Enrico Cherubini received his MD from the University of Roma (1968), where he also completed his specialization in Child Neurology.
In 1971 he spent a period in Marseille under the direction of Prof. H. Gastaut, a leading figure in the field of Epilepsy. During that time, he became familiar with Epilepsy and obtained the "Attestation d’étude d’electroencephalographie clinique" from the University of Aix-Marseille.
In 1976 he joined Dr. Buchwald’s lab at UCLA (Los Angeles) where, using in vivo intracellular recordings, contributed to characterize the functional connections of basal ganglia in developing kittens. From 1981-1984 he joined Alan North at MIT (Boston) and developed expertise on synaptic signaling using an in vitro preparation. In 1984 he was appointed Directeur de Recherche at INSERM in Paris, where he remained until the end of 1991. Among the major achievements of that period, is the discovery that GABA, the main inhibitory transmitter in the brain, exerts on immature neurons a depolarizing and excitatory action.
In 1992 he moved back to Italy and joined the International School for Advanced Studies (SISSA) as Full Professor of Physiology, where he served as Head of the Biophysics Department from 1994 to 1997 and Head of the Neurobiology Department from 2002 to 2012.

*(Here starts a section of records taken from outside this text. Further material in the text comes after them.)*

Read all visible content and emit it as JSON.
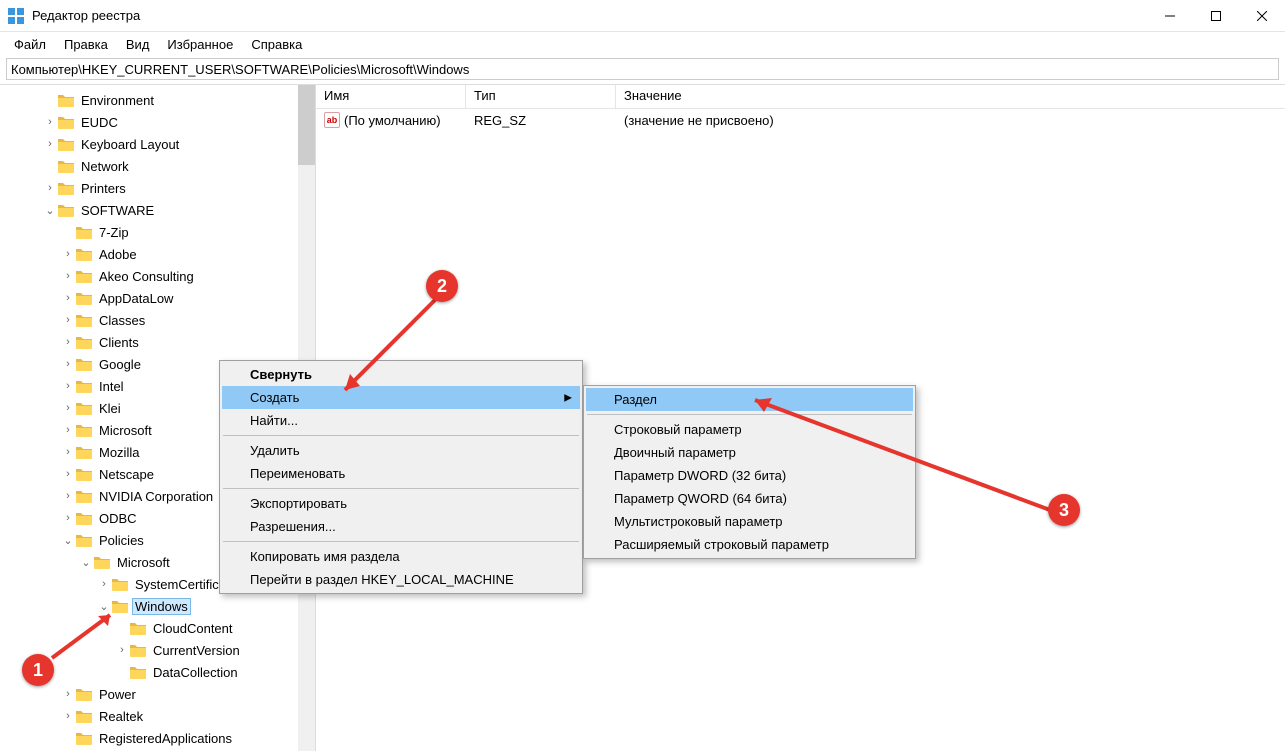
{
  "window": {
    "title": "Редактор реестра"
  },
  "menu": {
    "file": "Файл",
    "edit": "Правка",
    "view": "Вид",
    "favorites": "Избранное",
    "help": "Справка"
  },
  "address": "Компьютер\\HKEY_CURRENT_USER\\SOFTWARE\\Policies\\Microsoft\\Windows",
  "list": {
    "headers": {
      "name": "Имя",
      "type": "Тип",
      "value": "Значение"
    },
    "rows": [
      {
        "name": "(По умолчанию)",
        "type": "REG_SZ",
        "value": "(значение не присвоено)"
      }
    ]
  },
  "tree": {
    "Environment": "Environment",
    "EUDC": "EUDC",
    "KeyboardLayout": "Keyboard Layout",
    "Network": "Network",
    "Printers": "Printers",
    "SOFTWARE": "SOFTWARE",
    "SevenZip": "7-Zip",
    "Adobe": "Adobe",
    "Akeo": "Akeo Consulting",
    "AppDataLow": "AppDataLow",
    "Classes": "Classes",
    "Clients": "Clients",
    "Google": "Google",
    "Intel": "Intel",
    "Klei": "Klei",
    "Microsoft": "Microsoft",
    "Mozilla": "Mozilla",
    "Netscape": "Netscape",
    "NVIDIA": "NVIDIA Corporation",
    "ODBC": "ODBC",
    "Policies": "Policies",
    "MicrosoftP": "Microsoft",
    "SystemCert": "SystemCertificates",
    "Windows": "Windows",
    "CloudContent": "CloudContent",
    "CurrentVersion": "CurrentVersion",
    "DataCollection": "DataCollection",
    "Power": "Power",
    "Realtek": "Realtek",
    "RegisteredApplications": "RegisteredApplications"
  },
  "ctx1": {
    "collapse": "Свернуть",
    "create": "Создать",
    "find": "Найти...",
    "delete": "Удалить",
    "rename": "Переименовать",
    "export": "Экспортировать",
    "permissions": "Разрешения...",
    "copyKeyName": "Копировать имя раздела",
    "goToHKLM": "Перейти в раздел HKEY_LOCAL_MACHINE"
  },
  "ctx2": {
    "key": "Раздел",
    "string": "Строковый параметр",
    "binary": "Двоичный параметр",
    "dword": "Параметр DWORD (32 бита)",
    "qword": "Параметр QWORD (64 бита)",
    "multistring": "Мультистроковый параметр",
    "expandstring": "Расширяемый строковый параметр"
  },
  "badges": {
    "b1": "1",
    "b2": "2",
    "b3": "3"
  }
}
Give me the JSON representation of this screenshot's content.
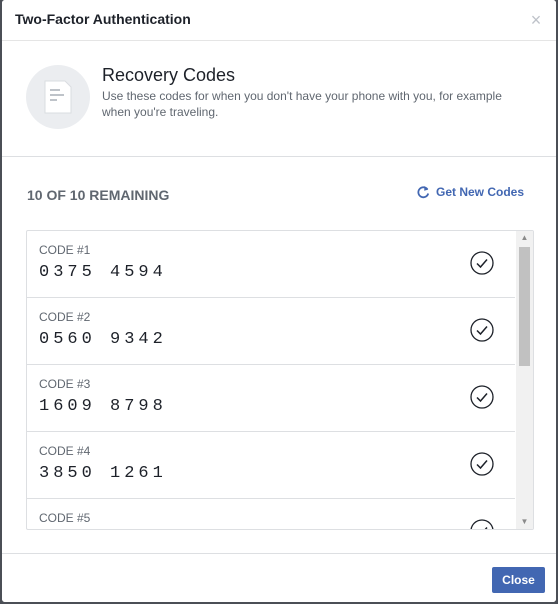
{
  "dialog": {
    "title": "Two-Factor Authentication",
    "close_glyph": "×"
  },
  "header": {
    "icon": "document-icon",
    "title": "Recovery Codes",
    "description": "Use these codes for when you don't have your phone with you, for example when you're traveling."
  },
  "status": {
    "remaining": "10 OF 10 REMAINING",
    "get_new_label": "Get New Codes"
  },
  "codes": [
    {
      "label": "CODE #1",
      "value": "0375 4594"
    },
    {
      "label": "CODE #2",
      "value": "0560 9342"
    },
    {
      "label": "CODE #3",
      "value": "1609 8798"
    },
    {
      "label": "CODE #4",
      "value": "3850 1261"
    },
    {
      "label": "CODE #5",
      "value": ""
    }
  ],
  "footer": {
    "close_label": "Close"
  },
  "colors": {
    "accent": "#4267b2",
    "text_primary": "#1d2129",
    "text_secondary": "#606770",
    "border": "#dddfe2"
  }
}
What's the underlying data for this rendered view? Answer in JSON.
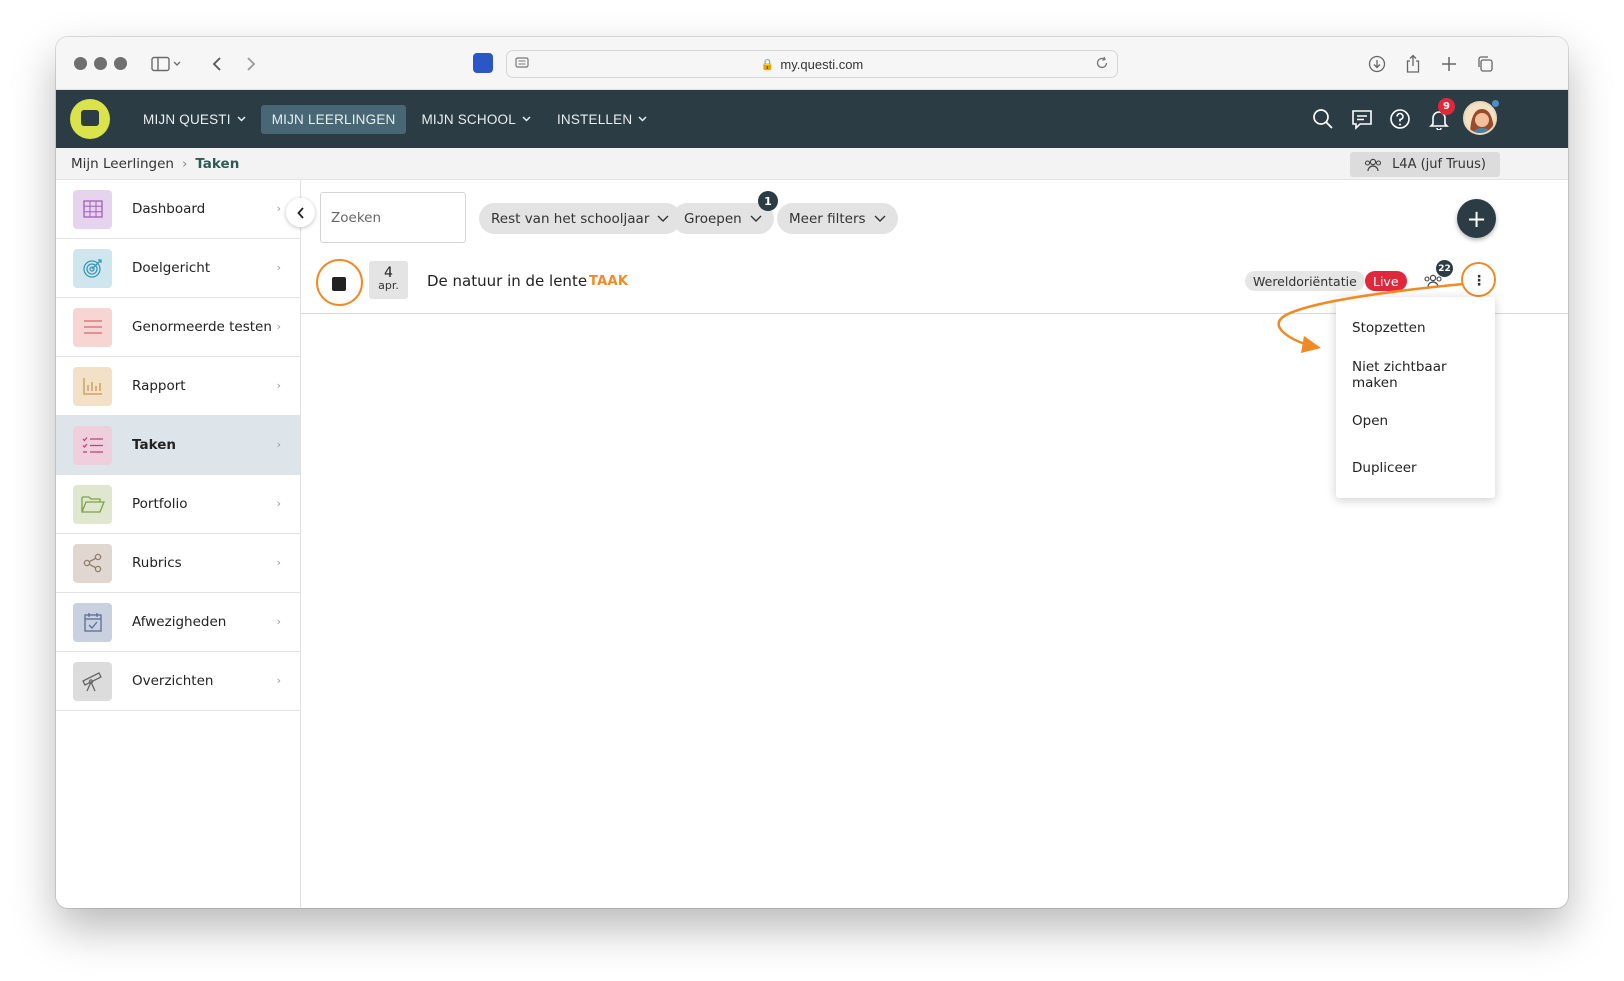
{
  "browser": {
    "url": "my.questi.com"
  },
  "nav": {
    "items": [
      {
        "label": "MIJN QUESTI",
        "dropdown": true,
        "active": false
      },
      {
        "label": "MIJN LEERLINGEN",
        "dropdown": false,
        "active": true
      },
      {
        "label": "MIJN SCHOOL",
        "dropdown": true,
        "active": false
      },
      {
        "label": "INSTELLEN",
        "dropdown": true,
        "active": false
      }
    ],
    "notifications_count": "9"
  },
  "breadcrumb": {
    "parent": "Mijn Leerlingen",
    "current": "Taken"
  },
  "group_selector": {
    "label": "L4A (juf Truus)"
  },
  "sidebar": {
    "items": [
      {
        "label": "Dashboard",
        "icon": "grid-icon",
        "color": "#e6d3ee"
      },
      {
        "label": "Doelgericht",
        "icon": "target-icon",
        "color": "#cfe6ef"
      },
      {
        "label": "Genormeerde testen",
        "icon": "lines-icon",
        "color": "#f6d5d3"
      },
      {
        "label": "Rapport",
        "icon": "bar-chart-icon",
        "color": "#f2e0c7"
      },
      {
        "label": "Taken",
        "icon": "checklist-icon",
        "color": "#efcfdc",
        "active": true
      },
      {
        "label": "Portfolio",
        "icon": "folder-icon",
        "color": "#dfe8cf"
      },
      {
        "label": "Rubrics",
        "icon": "share-icon",
        "color": "#e0d8d0"
      },
      {
        "label": "Afwezigheden",
        "icon": "calendar-check-icon",
        "color": "#c9d0df"
      },
      {
        "label": "Overzichten",
        "icon": "telescope-icon",
        "color": "#dcdcdc"
      }
    ]
  },
  "filters": {
    "search_placeholder": "Zoeken",
    "period": "Rest van het schooljaar",
    "groups": "Groepen",
    "groups_badge": "1",
    "more": "Meer filters"
  },
  "task": {
    "day": "4",
    "month": "apr.",
    "title": "De natuur in de lente",
    "type": "TAAK",
    "subject": "Wereldoriëntatie",
    "status": "Live",
    "participants": "22"
  },
  "context_menu": {
    "items": [
      "Stopzetten",
      "Niet zichtbaar maken",
      "Open",
      "Dupliceer"
    ]
  },
  "colors": {
    "header": "#2b3c45",
    "accent_orange": "#f08a24",
    "live_red": "#e0283b",
    "logo_yellow": "#dbe34a"
  }
}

He was and he is still member of various International Evaluation Committees including INSERM, CNRS, ANR, Ministere de la Recherche, (France), MIUR (Italy), Medical Research Council (UK), Riken Institute (Japan), Austrian Science Fund (FWF), Israel Science Foundation and the European Commission. For Four years (1998-2001) he was member of the Grants Committee of the Human Frontier Science Program Organization (HFSPO). He is member of the International Advisory Board of the Institut Pasteur in Montevideo and Scientific Steering Committee of the University of Aix-Marseille.
He was Editor of The Journal of Physiology (London) from 2002 to 2009.
He was President of the Italian Society for Neuroscience (2012-2013)
Since 2014 he is the Scientific Director of EBRI.
He is author of numerous publications in peer-reviewed international journals.
Current research interests include molecular and cellular mechanisms underlying activity-dependent synaptic plasticity processes in the hippocampus during postnatal development. In particular, his interest is in understanding how correlated network activity, generated by the synergistic action of glutamate and GABA, shape neuronal circuits early in postnatal life and how these processes are altered in neuro-developmental disorders such as Autism Spectrum Disorders.
Cherubini E, Ben-Ari Y, Gho M, Bidard JN and Lazdunski M (1987) A bee venom peptide induces long term potentiation of synaptic transmission in the hippocampus. Nature 328: 70-73.
Ben-Ari Y, Cherubini E, Corradetti R and Gaiarsa JL (1989) Giant synaptic potentials in immature rat CA3 hippocampal neurones. J Physiol 416:303-325.
Gasparini S, Saviane C, Voronin L and Cherubini E (2000) Silent synapses in the developing hippocampus: lack of functional AMPA receptors or low probability of glutamate release? Proc Natl Acad Sci USA 97: 9741-9746.
Kasyanov AM, Safiulina VF, Voronin LL and Cherubini E (2004) GABA-mediated giant depolarizing potentials as coincidence detectors for enhancing synaptic efficacy in the developing hippocampus. Proc Natl Acad Sci USA 101: 3967-3972.
Majid H. Mohajerani, Sudhir Sivakumaran, Paola Zacchi, Pedro Aguilera and Enrico Cherubini (2007) Correlated network activity enhances synaptic efficacy via BDNF and the ERK pathway at immature CA3-CA1 connections in the hippocampus. Proc Natl Acad Sci USA, 104: 13176–13181.
Sivakumaran S, Mohajerani MH and Cherubini E (2009) At immature mossy fiber-CA3 synapses correlated pre and postsynaptic activity persistently enhances GABA release and network excitability via BDNF and cAMP-dependent PKA. J. Neurosci.29:2637-2647.